→ What you are asked to do
How many lines below hold "badge"? Answer with only the number.

→ Dataset content

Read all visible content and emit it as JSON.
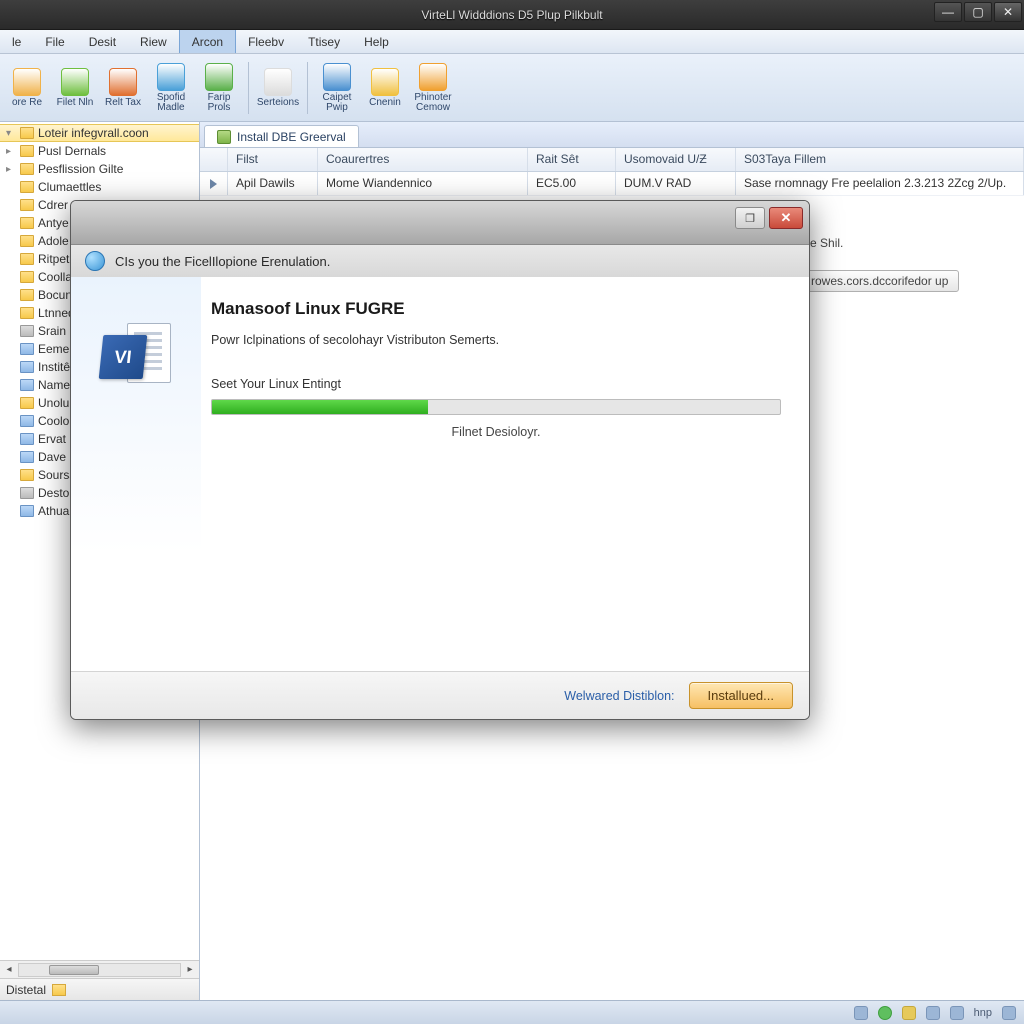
{
  "window": {
    "title": "VirteLl Widddions D5 Plup Pilkbult"
  },
  "menu": [
    "le",
    "File",
    "Desit",
    "Riew",
    "Arcon",
    "Fleebv",
    "Ttisey",
    "Help"
  ],
  "menu_active_index": 4,
  "toolbar": [
    {
      "label": "ore Re",
      "color": "#f0b24a"
    },
    {
      "label": "Filet Nln",
      "color": "#6fbf3f"
    },
    {
      "label": "Relt Tax",
      "color": "#e07030"
    },
    {
      "label": "Spofid Madle",
      "color": "#4aa0d8"
    },
    {
      "label": "Farip Prols",
      "color": "#5ab04a"
    },
    {
      "sep": true
    },
    {
      "label": "Serteions",
      "color": "#dcdcdc"
    },
    {
      "sep": true
    },
    {
      "label": "Caipet Pwip",
      "color": "#4a90d0"
    },
    {
      "label": "Cnenin",
      "color": "#f0c040"
    },
    {
      "label": "Phinoter Cemow",
      "color": "#f0a030"
    }
  ],
  "tree": [
    {
      "label": "Loteir infegvrall.coon",
      "sel": true,
      "icon": "yellow",
      "exp": "▾"
    },
    {
      "label": "Pusl Dernals",
      "icon": "yellow",
      "exp": "▸"
    },
    {
      "label": "Pesflission Gilte",
      "icon": "yellow",
      "exp": "▸"
    },
    {
      "label": "Clumaettles",
      "icon": "yellow"
    },
    {
      "label": "Cdrer",
      "icon": "yellow"
    },
    {
      "label": "Antye",
      "icon": "yellow"
    },
    {
      "label": "Adole",
      "icon": "yellow"
    },
    {
      "label": "Ritpet",
      "icon": "yellow"
    },
    {
      "label": "Coolla",
      "icon": "yellow"
    },
    {
      "label": "Bocun",
      "icon": "yellow"
    },
    {
      "label": "Ltnned",
      "icon": "yellow"
    },
    {
      "label": "Srain",
      "icon": "gray"
    },
    {
      "label": "Eemei",
      "icon": "blue"
    },
    {
      "label": "Institê",
      "icon": "blue"
    },
    {
      "label": "Name",
      "icon": "blue"
    },
    {
      "label": "Unolu",
      "icon": "yellow"
    },
    {
      "label": "Coolo",
      "icon": "blue"
    },
    {
      "label": "Ervat",
      "icon": "blue"
    },
    {
      "label": "Dave",
      "icon": "blue"
    },
    {
      "label": "Sourss",
      "icon": "yellow"
    },
    {
      "label": "Desto",
      "icon": "gray"
    },
    {
      "label": "Athua",
      "icon": "blue"
    }
  ],
  "sidebar_footer": "Distetal",
  "tab": {
    "label": "Install DBE Greerval"
  },
  "columns": [
    "",
    "Filst",
    "Coaurertres",
    "Rait Sêt",
    "Usomovaid U/Ƶ",
    "S03Taya Fillem"
  ],
  "row": [
    "",
    "Apil Dawils",
    "Mome Wiandennico",
    "EC5.00",
    "DUM.V RAD",
    "Sase rnomnagy Fre peelalion 2.3.213 2Zcg 2/Up."
  ],
  "detail": {
    "line1": "ate Shil.",
    "button": "rowes.cors.dccorifedor up"
  },
  "dialog": {
    "instruction": "CIs you the FicelIlopione Erenulation.",
    "heading": "Manasoof Linux FUGRE",
    "subheading": "Powr Iclpinations of secolohayr Vistributon Semerts.",
    "step": "Seet Your Linux Entingt",
    "progress_pct": 38,
    "progress_label": "Filnet Desioloyr.",
    "footer_link": "Welwared Distiblon:",
    "footer_button": "Installued...",
    "badge": "VI"
  },
  "status_text": "hnp"
}
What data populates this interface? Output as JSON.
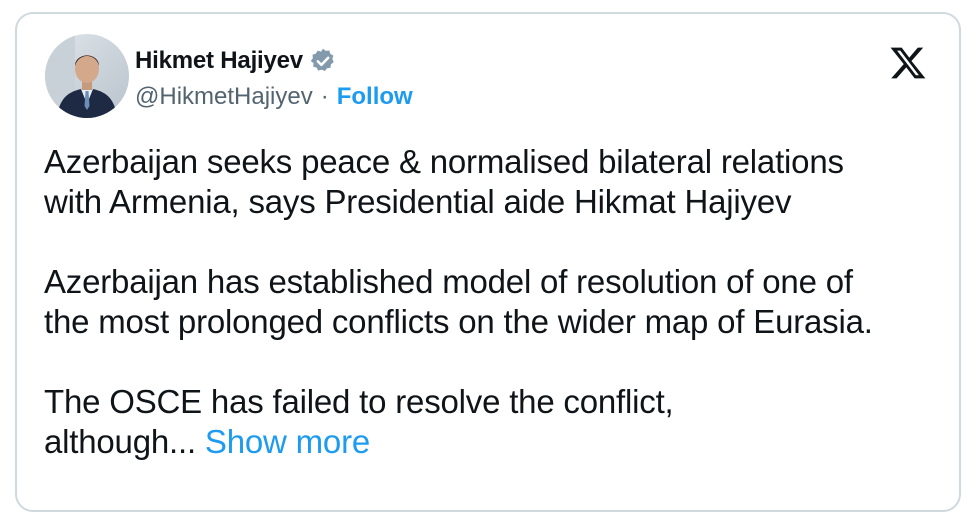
{
  "author": {
    "display_name": "Hikmet Hajiyev",
    "handle": "@HikmetHajiyev",
    "separator": "·",
    "follow_label": "Follow",
    "verified_icon": "verified-badge-icon",
    "platform_icon": "x-logo-icon"
  },
  "tweet": {
    "paragraphs": [
      "Azerbaijan seeks peace & normalised bilateral relations\nwith Armenia, says Presidential aide Hikmat Hajiyev",
      "Azerbaijan has established model of resolution of one of\nthe most prolonged conflicts on the wider map of Eurasia.",
      "The OSCE has failed to resolve the conflict,\nalthough..."
    ],
    "show_more_label": "Show more"
  },
  "colors": {
    "link_blue": "#1d9bf0",
    "text": "#0f1419",
    "muted": "#536471",
    "border": "#cfd9de",
    "verified_gray": "#829aab"
  }
}
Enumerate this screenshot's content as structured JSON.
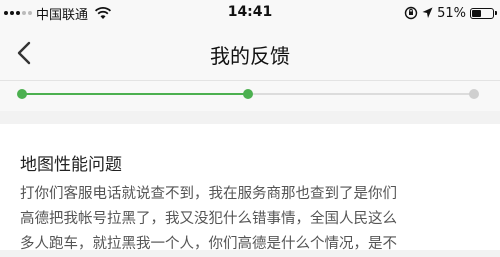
{
  "status_bar": {
    "carrier": "中国联通",
    "time": "14:41",
    "battery_percent": "51%",
    "battery_level": 0.51,
    "icons": [
      "signal-icon",
      "wifi-icon",
      "orientation-lock-icon",
      "location-icon",
      "battery-icon"
    ]
  },
  "nav": {
    "title": "我的反馈",
    "back_icon": "chevron-left-icon"
  },
  "progress": {
    "completed_steps": 2,
    "total_steps": 3,
    "fraction": 0.5,
    "accent_color": "#4cb050",
    "inactive_color": "#cfcfcf"
  },
  "feedback": {
    "title": "地图性能问题",
    "lines": [
      "打你们客服电话就说查不到，我在服务商那也查到了是你们",
      "高德把我帐号拉黑了，我又没犯什么错事情，全国人民这么",
      "多人跑车，就拉黑我一个人，你们高德是什么个情况，是不"
    ]
  }
}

→ Response
2